10 10 DANIEL DEVATMAN HROMADA was a speed-up of any subsequent analysis. For example the 3rd analysis - when executed on one sole core of 3.2 Ghz PC with 8GB RAM PC and CHILDES data stored on a SSD disk (a fairly standard configuration) - didn't last more than 15 seconds. All the way from matching the first regular expression on the first line of first transcript to R's final plotting. Mentioning regular expressions, we consider it as important to reiterate that regexes, like those implemented in Perl or PCREs, seem to us to be much more than impressive yet weird character sequences that no neophyte can read.

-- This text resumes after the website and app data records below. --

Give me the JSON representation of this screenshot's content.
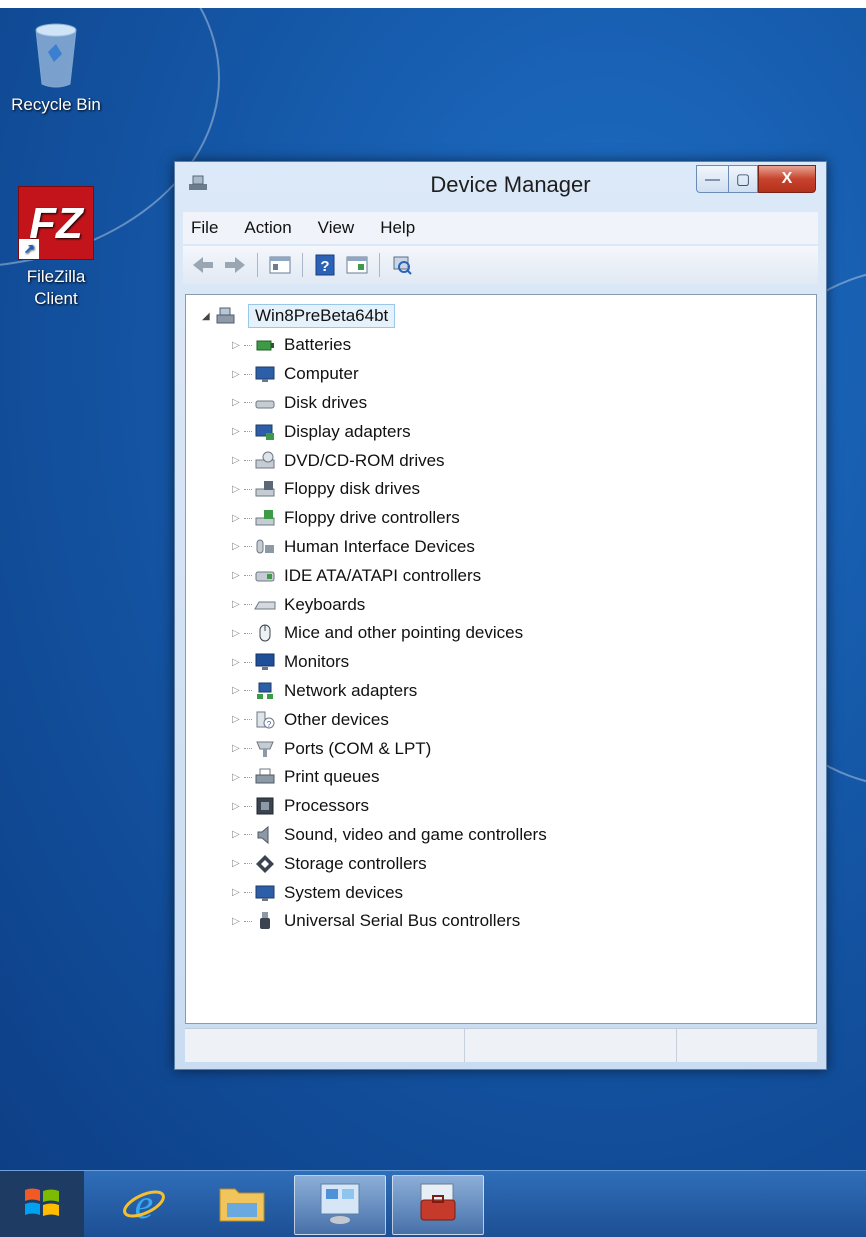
{
  "desktop": {
    "icons": [
      {
        "name": "recycle-bin",
        "label": "Recycle Bin"
      },
      {
        "name": "filezilla",
        "label_line1": "FileZilla",
        "label_line2": "Client",
        "glyph": "FZ"
      }
    ]
  },
  "window": {
    "title": "Device Manager",
    "caption": {
      "minimize": "—",
      "maximize": "▢",
      "close": "X"
    },
    "menu": [
      "File",
      "Action",
      "View",
      "Help"
    ],
    "toolbar": [
      "back-icon",
      "forward-icon",
      "show-hide-console-tree-icon",
      "help-icon",
      "properties-icon",
      "scan-hardware-icon"
    ],
    "tree": {
      "root": "Win8PreBeta64bt",
      "categories": [
        {
          "label": "Batteries",
          "icon": "battery-icon"
        },
        {
          "label": "Computer",
          "icon": "computer-icon"
        },
        {
          "label": "Disk drives",
          "icon": "disk-drive-icon"
        },
        {
          "label": "Display adapters",
          "icon": "display-adapter-icon"
        },
        {
          "label": "DVD/CD-ROM drives",
          "icon": "dvd-icon"
        },
        {
          "label": "Floppy disk drives",
          "icon": "floppy-disk-icon"
        },
        {
          "label": "Floppy drive controllers",
          "icon": "floppy-controller-icon"
        },
        {
          "label": "Human Interface Devices",
          "icon": "hid-icon"
        },
        {
          "label": "IDE ATA/ATAPI controllers",
          "icon": "ide-controller-icon"
        },
        {
          "label": "Keyboards",
          "icon": "keyboard-icon"
        },
        {
          "label": "Mice and other pointing devices",
          "icon": "mouse-icon"
        },
        {
          "label": "Monitors",
          "icon": "monitor-icon"
        },
        {
          "label": "Network adapters",
          "icon": "network-adapter-icon"
        },
        {
          "label": "Other devices",
          "icon": "unknown-device-icon"
        },
        {
          "label": "Ports (COM & LPT)",
          "icon": "port-icon"
        },
        {
          "label": "Print queues",
          "icon": "printer-icon"
        },
        {
          "label": "Processors",
          "icon": "processor-icon"
        },
        {
          "label": "Sound, video and game controllers",
          "icon": "speaker-icon"
        },
        {
          "label": "Storage controllers",
          "icon": "storage-controller-icon"
        },
        {
          "label": "System devices",
          "icon": "system-device-icon"
        },
        {
          "label": "Universal Serial Bus controllers",
          "icon": "usb-icon"
        }
      ]
    }
  },
  "taskbar": {
    "items": [
      {
        "name": "start-button",
        "icon": "windows-logo-icon"
      },
      {
        "name": "taskbar-internet-explorer",
        "icon": "internet-explorer-icon"
      },
      {
        "name": "taskbar-file-explorer",
        "icon": "file-explorer-icon"
      },
      {
        "name": "taskbar-control-panel",
        "icon": "control-panel-icon"
      },
      {
        "name": "taskbar-device-manager",
        "icon": "device-manager-icon"
      }
    ]
  }
}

Unambigously denoting what they should denote - i.e. a specific set of character sequences, a specific pattern, schema and form - PCREs are formalisms in their own right (Hromada, 2011). Idem for shell commands and PERL or R instructions - they also are unambigous formalisms and for purposes of NLP, they can turn out to be at least as worthy as other formalisms. Formalisms, tools and methodology being thus defined by a concrete example, a question can be posed: "What should be the name of a discipline which uses implemets such a method and uses such tools?" And given that what was done used techniques common to textometry in order to address topics common to developmental psycholinguistics (Tomasello, 2009), an answer could potentially sound: "Textometric Psycholinguistics". It is only now - with toolbox specified and reproducible method and scope of interest of discipline properly delimited - that a discussion about culture-independent anthropological constants occurent in adult-child verbal and pre-verbal interactions - id est a discussion about "linguistic universalia" and their meaning, a discussion among savants can, hopefully, begin. References Fisher, Ronald Aylmer. (1925). Statistical methods for research workers. Genesis Publishing Pvt Ltd. MacWhinney, Brian & Snow, Catherine. (1985). The child language data exchange system. Journal of child language, 12(02), MacWhinney, Brian. (2012). The CHILDES Project Tools for Analyzing Talk Electronic Edition Part 1: The CHAT Transcription Format. Piaget, Jean. (1951). Principal factors determining intellectual evolution from childhood to adult life. Columbia University Press. Popper, Karl. (1992). The Logic of Scientific Discovery. Routledge, London. Hromada, Daniel Devatman. (2011) Initial Experiments with Multilingual Extraction of Rhetoric Figures by means of PERL-compatible Regular Expressions. RANLP Student Research Workshop, Hromada, Daniel Devatman. (2015). Conceptual Foundations: Intramental Evolution & Ontogeny of Toddlerese. In press. Stallman, Richard. (1985). The GNU manifesto. Team, R.Core. (2014). R: A language and environment for statistical computing. R Foundation for Statistical Computing, Vienna, Austria Tomasello, Michael. (2009). Constructing a language: A usage-based theory of language acquisition. Harvard University Press. Wall, Larry. (1990). PERL: Practical Extraction and Report Language.